The amended Declaration can be reviewed here. The American Academy of Pediatrics published an announcement opposing the HHS action, calling it “incredibly misguided” and arguing that pediatricians are the best and safest administrators of childhood vaccinations.

HHS Extends Deadline for Medicaid Providers to Request Relief

In June 2020, Medicaid, Children’s Health Insurance Program (CHIP), and dental providers were able to apply to the Provider Relief Fund for funding of up to 2% of reported revenue from patient care. The initial deadline of July 20, 2020 was extended to August 3. Now, the Department of Health and Human Services has extended the deadline to August 28 to apply for funds. Furthermore, starting next week, Medicare providers who missed the opportunity to apply for additional funding from the initial Medicare General Distribution made in April will be able to apply for funds until August 28.

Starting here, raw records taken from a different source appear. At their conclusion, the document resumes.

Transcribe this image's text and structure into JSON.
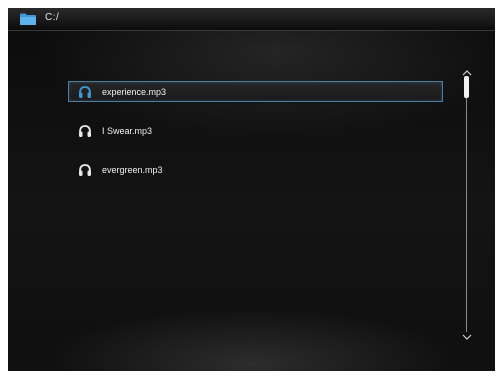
{
  "header": {
    "path": "C:/",
    "folder_icon": "folder-icon",
    "folder_color": "#3d9ad8"
  },
  "files": [
    {
      "name": "experience.mp3",
      "icon": "headphone-icon",
      "selected": true,
      "icon_color": "#3d9ad8"
    },
    {
      "name": "I Swear.mp3",
      "icon": "headphone-icon",
      "selected": false,
      "icon_color": "#e8e8e8"
    },
    {
      "name": "evergreen.mp3",
      "icon": "headphone-icon",
      "selected": false,
      "icon_color": "#e8e8e8"
    }
  ],
  "scrollbar": {
    "position": 0
  },
  "colors": {
    "accent": "#3d9ad8",
    "selection_border": "#4a7da0",
    "background": "#111111"
  }
}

HHS Office of Inspector General Updates its FAQs on Arrangements During the COVID-19 Public Health Emergency

On July 29, 2020, the Department of Health and Human Services Office of Inspector General (OIG) updated its FAQs published in response to inquiries from the healthcare community on the application of the OIG’s administrative enforcement authorities to arrangements connected to the COVID-19 public health emergency. More specifically, the OIG concluded that if certain conditions are met, there is a low risk of fraud and abuse for an oncology practice to offer free or discounted lodging to patients who are Federal health care program beneficiaries and who, prior to the COVID-19 emergency, would have  qualified for free or discounted housing at a nonprofit lodging facility while receiving chemotherapy or radiation treatment. Applicable conditions include: (1) the patient must reside more than fifty miles from the treatment site; (2) the patient is an established patient of the practice who scheduled the treatment prior to the offering of the free or discounted lodging; (3) the lodging aid would facilitate the patient’s access to care while receiving treatment; (4) the practice reasonably believes that the patient would have qualified for free or discounted lodging during treatment at a nonprofit lodging facility that is closed as a result of the COVID-19 emergency; (5) the aid is in-kind (as opposed to a stipend given directly to the patient); (6) the lodging is in close proximity to the treatment site; (7) the practice does not advertise the availability of this aid; and (8) the lodging is provided during the COVID-19 emergency. Healthcare providers are invited to submit inquiries to OIGComplianceSuggestions@oig.hhs.gov after reading these FAQs.

HHS Renews COVID-19 Public Health Emergency

On July 23, 2020, Secretary of Health and Human Services Alex Azar renewed the determination that a Public Health Emergency related to the COVID-19 pandemic exists. Secretary Azar first declared the COVID-19 Public Health Emergency on January 27, 2020 and first renewed that declaration on April 21. This renewal was due to expire on July 25. The emergency powers granted through a Public Health Emergency have empowered the expansion of telehealth, emergency approval of new drugs and tests, and a host of waivers and flexibilities to facilitate and aid providers’ treatment of their patients through the COVID-19 pandemic. This new expansion will last for 90 days until late October.